  41. ^ Batson-Savage, Tanya (16 November 2006). "Icon for sale". Jamaica Gleaner. Kingston, Jamaica. Archived from the original on 3 May 2008. Retrieved 30 December 2011. The guitar was gained by one of the festival's founders, Paul Bucknor, from the late legend's common-law wife, Andrea (Marlene) Brown. Ms. Brown told Bucknor that she, in fact, owned the M16 guitar, which had been locked away in a closet in the United States for the last 19 years.
  42. ^ Hepburn, Monique (23 November 2006). "Impending auction of Tosh's M-16 guitar sparks controversy". Jamaica Gleaner. Kingston, Jamaica. Archived from the original on 3 May 2008. Retrieved 30 December 2011. Jawara McIntosh, 26, the youngest son of the deceased artiste, told The Gleaner yesterday that the guitar belongs to the Tosh estate and it is his intention to recover items (including the guitar) that were previously thought lost.
  43. ^ Jackson, Steven (1 April 2011). "Finding Tosh's M16". Jamaica Observer. Kingston, Jamaica. p. 27. Archived from the original on 8 April 2011. Retrieved 30 December 2011.

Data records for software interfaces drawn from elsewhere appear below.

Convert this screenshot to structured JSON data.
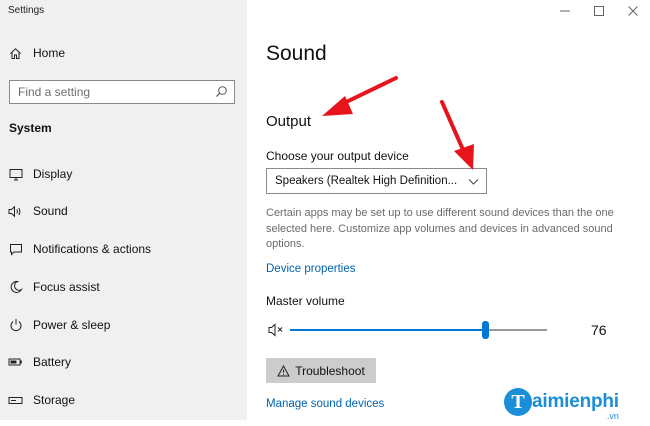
{
  "window": {
    "title": "Settings",
    "controls": {
      "minimize": "minimize-icon",
      "maximize": "maximize-icon",
      "close": "close-icon"
    }
  },
  "sidebar": {
    "home_label": "Home",
    "search": {
      "placeholder": "Find a setting",
      "value": ""
    },
    "category": "System",
    "items": [
      {
        "label": "Display",
        "icon": "monitor-icon"
      },
      {
        "label": "Sound",
        "icon": "speaker-icon"
      },
      {
        "label": "Notifications & actions",
        "icon": "notification-icon"
      },
      {
        "label": "Focus assist",
        "icon": "moon-icon"
      },
      {
        "label": "Power & sleep",
        "icon": "power-icon"
      },
      {
        "label": "Battery",
        "icon": "battery-icon"
      },
      {
        "label": "Storage",
        "icon": "storage-icon"
      }
    ]
  },
  "main": {
    "title": "Sound",
    "output": {
      "heading": "Output",
      "choose_label": "Choose your output device",
      "selected_device": "Speakers (Realtek High Definition...",
      "description": "Certain apps may be set up to use different sound devices than the one selected here. Customize app volumes and devices in advanced sound options.",
      "device_properties_link": "Device properties",
      "master_volume_label": "Master volume",
      "volume": 76,
      "troubleshoot_label": "Troubleshoot",
      "manage_devices_link": "Manage sound devices"
    }
  },
  "annotations": {
    "arrow_color": "#e8141b"
  },
  "watermark": {
    "brand_initial": "T",
    "brand_text": "aimienphi",
    "brand_suffix": ".vn"
  },
  "colors": {
    "accent": "#0078d7",
    "link": "#0063b1",
    "sidebar_bg": "#f0f0f0"
  }
}
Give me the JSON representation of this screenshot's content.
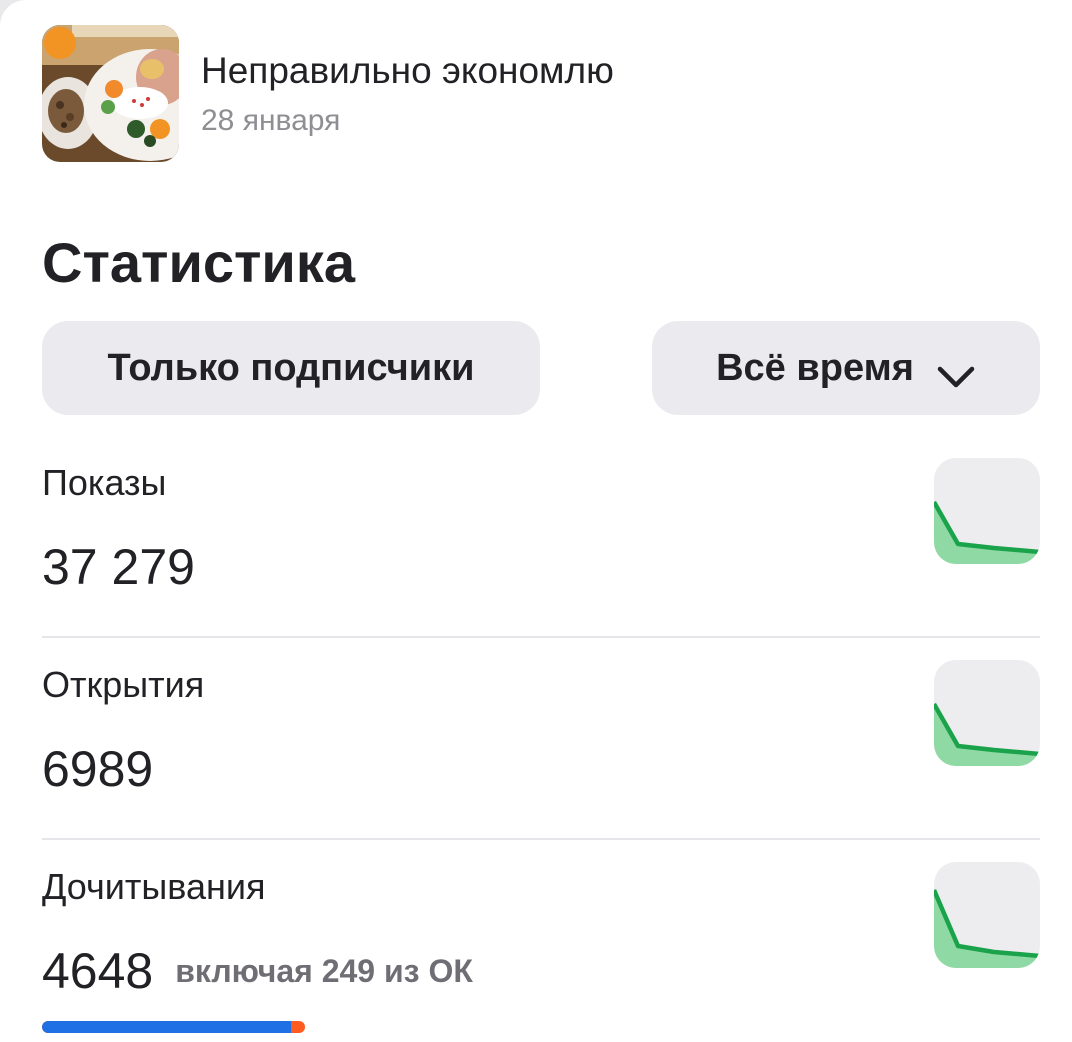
{
  "article": {
    "title": "Неправильно экономлю",
    "date": "28 января",
    "thumbnail_icon": "food-plate-photo"
  },
  "section_title": "Статистика",
  "filters": {
    "audience_label": "Только подписчики",
    "period_label": "Всё время",
    "period_icon": "chevron-down-icon"
  },
  "stats": [
    {
      "label": "Показы",
      "value": "37 279",
      "trend_icon": "sparkline-declining"
    },
    {
      "label": "Открытия",
      "value": "6989",
      "trend_icon": "sparkline-declining"
    },
    {
      "label": "Дочитывания",
      "value": "4648",
      "extra": "включая 249 из ОК",
      "trend_icon": "sparkline-declining"
    }
  ],
  "reads_breakdown": {
    "total": 4648,
    "ok": 249,
    "colors": {
      "main": "#1f6fe5",
      "ok": "#ff5a1f"
    }
  },
  "colors": {
    "accent_green": "#1aa34a",
    "chip_bg": "#ebebef",
    "text": "#222226",
    "muted": "#8e8e93"
  }
}
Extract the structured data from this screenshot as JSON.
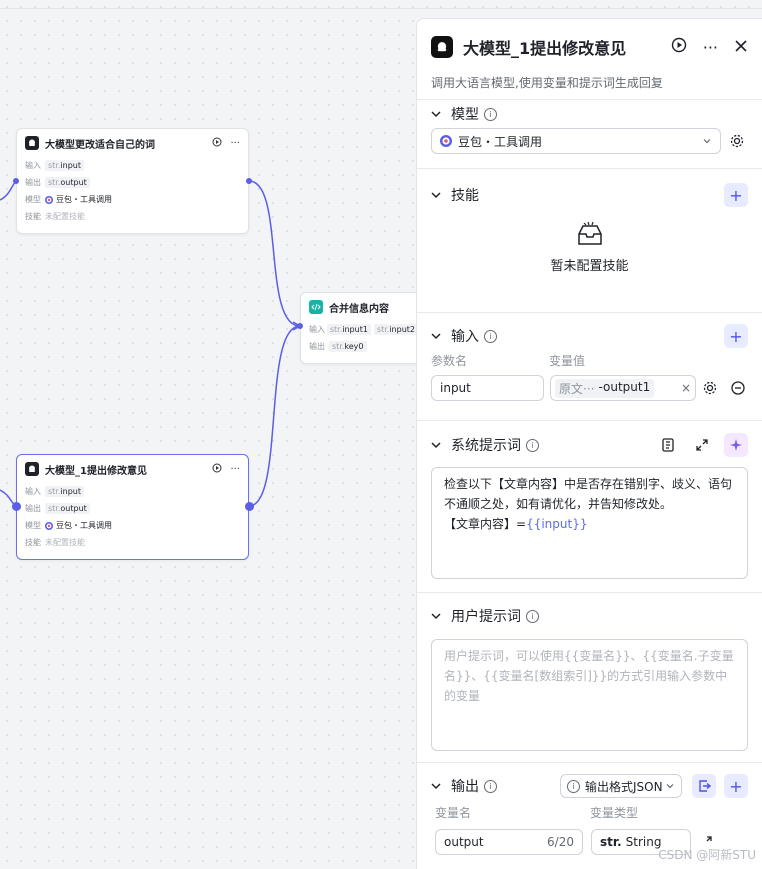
{
  "nodes": {
    "node_a": {
      "title": "大模型更改适合自己的词",
      "input_label": "输入",
      "input_type": "str.",
      "input_name": "input",
      "output_label": "输出",
      "output_type": "str.",
      "output_name": "output",
      "model_label": "模型",
      "model_value": "豆包・工具调用",
      "skill_label": "技能",
      "skill_value": "未配置技能"
    },
    "node_b": {
      "title": "合并信息内容",
      "input_label": "输入",
      "input_type1": "str.",
      "input_name1": "input1",
      "input_type2": "str.",
      "input_name2": "input2",
      "output_label": "输出",
      "output_type": "str.",
      "output_name": "key0"
    },
    "node_c": {
      "title": "大模型_1提出修改意见",
      "input_label": "输入",
      "input_type": "str.",
      "input_name": "input",
      "output_label": "输出",
      "output_type": "str.",
      "output_name": "output",
      "model_label": "模型",
      "model_value": "豆包・工具调用",
      "skill_label": "技能",
      "skill_value": "未配置技能"
    }
  },
  "panel": {
    "title": "大模型_1提出修改意见",
    "description": "调用大语言模型,使用变量和提示词生成回复",
    "model": {
      "title": "模型",
      "selected": "豆包・工具调用"
    },
    "skills": {
      "title": "技能",
      "empty": "暂未配置技能"
    },
    "inputs": {
      "title": "输入",
      "param_label": "参数名",
      "value_label": "变量值",
      "param_value": "input",
      "var_prefix": "原文···",
      "var_value": "-output1"
    },
    "system_prompt": {
      "title": "系统提示词",
      "line1": "检查以下【文章内容】中是否存在错别字、歧义、语句",
      "line2": "不通顺之处，如有请优化，并告知修改处。",
      "line3_prefix": "【文章内容】=",
      "line3_var": "{{input}}"
    },
    "user_prompt": {
      "title": "用户提示词",
      "placeholder": "用户提示词，可以使用{{变量名}}、{{变量名.子变量名}}、{{变量名[数组索引]}}的方式引用输入参数中的变量"
    },
    "output": {
      "title": "输出",
      "format": "输出格式JSON",
      "var_name_label": "变量名",
      "var_type_label": "变量类型",
      "var_name": "output",
      "var_count": "6/20",
      "type_prefix": "str.",
      "type_value": "String"
    }
  },
  "watermark": "CSDN @阿新STU",
  "colors": {
    "accent": "#5a5fe6",
    "teal": "#17b4a6"
  }
}
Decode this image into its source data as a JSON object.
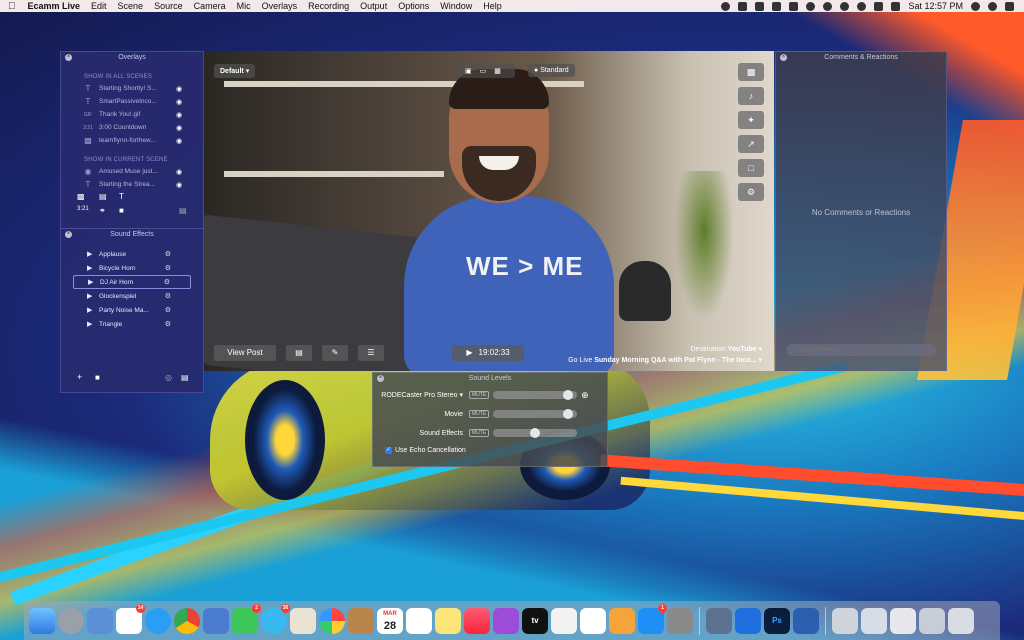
{
  "menubar": {
    "apple": "",
    "items": [
      "Ecamm Live",
      "Edit",
      "Scene",
      "Source",
      "Camera",
      "Mic",
      "Overlays",
      "Recording",
      "Output",
      "Options",
      "Window",
      "Help"
    ],
    "clock": "Sat 12:57 PM"
  },
  "overlays": {
    "title": "Overlays",
    "section_all": "SHOW IN ALL SCENES",
    "all_items": [
      {
        "icon": "T",
        "label": "Starting Shortly! S..."
      },
      {
        "icon": "T",
        "label": "SmartPassiveInco..."
      },
      {
        "icon": "GIF",
        "label": "Thank You!.gif"
      },
      {
        "icon": "3:21",
        "label": "3:00 Countdown"
      },
      {
        "icon": "img",
        "label": "teamflynn-forthew..."
      }
    ],
    "section_current": "SHOW IN CURRENT SCENE",
    "current_items": [
      {
        "icon": "img",
        "label": "Amused Muse just..."
      },
      {
        "icon": "T",
        "label": "Starting the Strea..."
      }
    ],
    "countdown_tool": "3:21"
  },
  "sound_effects": {
    "title": "Sound Effects",
    "items": [
      "Applause",
      "Bicycle Horn",
      "DJ Air Horn",
      "Glockenspiel",
      "Party Noise Ma...",
      "Triangle"
    ],
    "selected_index": 2
  },
  "video": {
    "scene": "Default",
    "layout": "Standard",
    "view_post": "View Post",
    "timer": "19:02:33",
    "destination_label": "Destination",
    "destination": "YouTube",
    "go_live_label": "Go Live",
    "go_live_title": "Sunday Morning Q&A with Pat Flynn - The Inco...",
    "shirt_text": "WE > ME"
  },
  "comments": {
    "title": "Comments & Reactions",
    "empty": "No Comments or Reactions",
    "placeholder": "Add a comment..."
  },
  "sound_levels": {
    "title": "Sound Levels",
    "rows": [
      {
        "name": "RODECaster Pro Stereo",
        "mute": "MUTE",
        "level": 0.95
      },
      {
        "name": "Movie",
        "mute": "MUTE",
        "level": 0.95
      },
      {
        "name": "Sound Effects",
        "mute": "MUTE",
        "level": 0.5
      }
    ],
    "echo": "Use Echo Cancellation",
    "echo_checked": true
  },
  "dock": {
    "calendar_month": "MAR",
    "calendar_day": "28",
    "photoshop": "Ps",
    "appletv": "tv",
    "badges": {
      "slack": "14",
      "facetime": "2",
      "messages": "36",
      "appstore": "1"
    }
  }
}
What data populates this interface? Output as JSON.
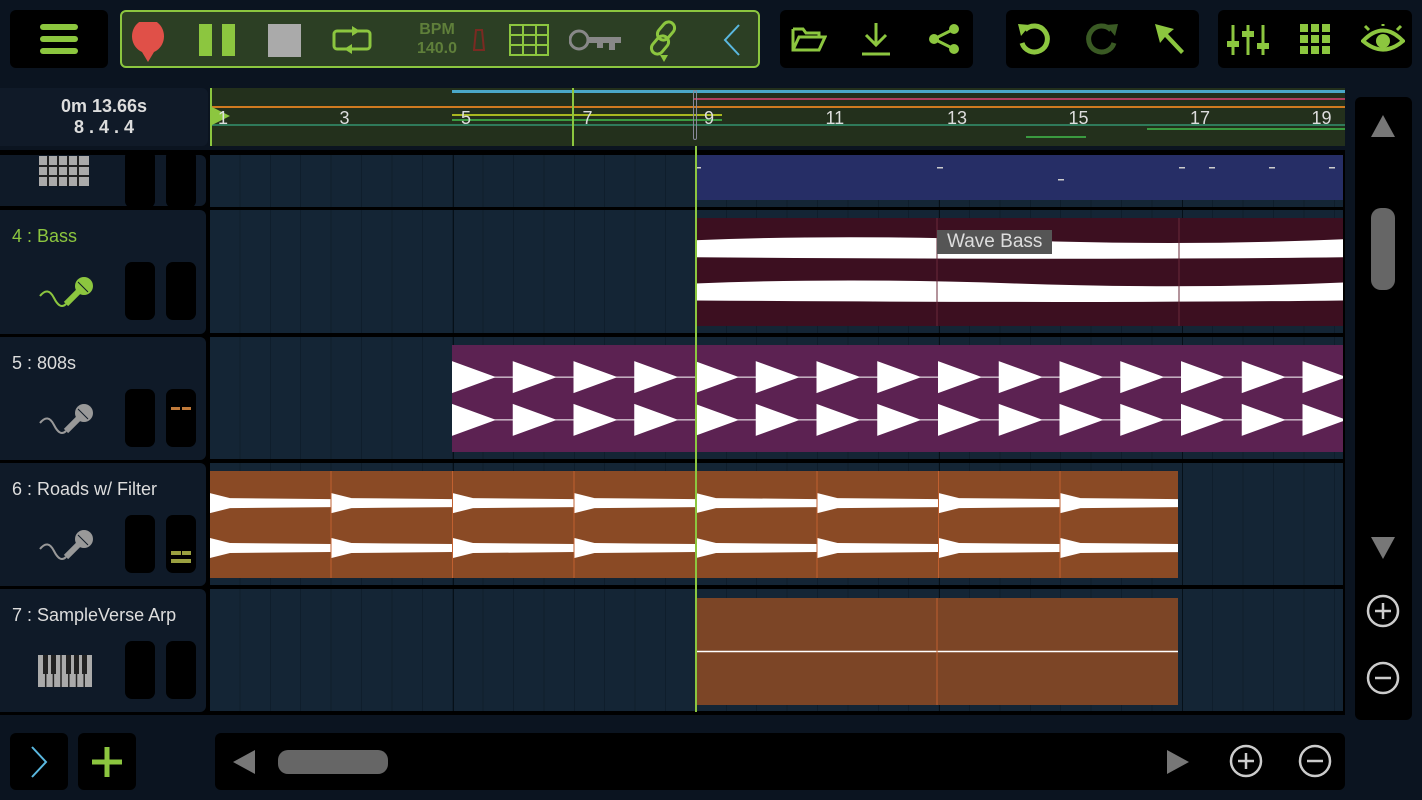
{
  "toolbar": {
    "bpm_label": "BPM",
    "bpm_value": "140.0"
  },
  "position": {
    "time": "0m 13.66s",
    "bars": "8 . 4 . 4"
  },
  "ruler": {
    "ticks": [
      "1",
      "3",
      "5",
      "7",
      "9",
      "11",
      "13",
      "15",
      "17",
      "19"
    ]
  },
  "tracks": [
    {
      "name": "",
      "icon": "drum-pad-icon"
    },
    {
      "name": "4 : Bass",
      "icon": "microphone-icon",
      "selected": true,
      "clip_label": "Wave Bass"
    },
    {
      "name": "5 : 808s",
      "icon": "microphone-icon"
    },
    {
      "name": "6 : Roads w/ Filter",
      "icon": "microphone-icon"
    },
    {
      "name": "7 : SampleVerse Arp",
      "icon": "piano-keyboard-icon"
    }
  ],
  "colors": {
    "accent": "#8cc63f",
    "record": "#e05048",
    "bass_clip": "#3c0f20",
    "clip_808": "#5c2252",
    "roads_clip": "#8a4a25",
    "arp_clip": "#7c4526",
    "drum_clip": "#262e66"
  }
}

  44. ^ "Peter Tosh Museum opens to VIP crowd". 21 October 2016. Retrieved 24 September 2021.
  45. ^ Michael E. Veal, Dub: soundscapes and shattered songs in Jamaican reggae (Wesleyan University Press, 2007), p. 15
  46. ^ "Ethiopian Orthodox Christianity, Rastafari, and The Black Lion Bakery (PART 2 of 2) | MIDNIGHT RAVER". 21 May 2012. Retrieved 20 July 2017.
  47. ^ ""Babylon By Bike" - Intelligent Diplomat - The site dedicated to Peter Tosh and Bunny Wailer". Intelligent Diplomat. Retrieved 20 July 2017.
  48. ^ Johnny B. Goode video on YouTube
  49. ^ "Peter Tosh". Billboard. Retrieved 17 August 2022.
  50. ^ "PETER TOSH | full Official Chart History | Official Charts Company". Retrieved 17 August 2022.
  51. ^ Kent, David (1993). Australian Chart Book 1970–1992 (illustrated ed.). St Ives, N.S.W.: Australian Chart Book. p. 311. ISBN  0-646-11917-6.
  52. ^ a b "Peter Tosh | Album Discography". AllMusic. Retrieved 24 July 2020.
  53. ^ a b "Peter Tosh | Album Discography". AllMusic. Retrieved 24 July 2020.
  54. ^ "Ras Michael & The Sons of Negus – Rastafari Dub (Vinyl, LP) at Discogs". Retrieved 27 April 2012.

External links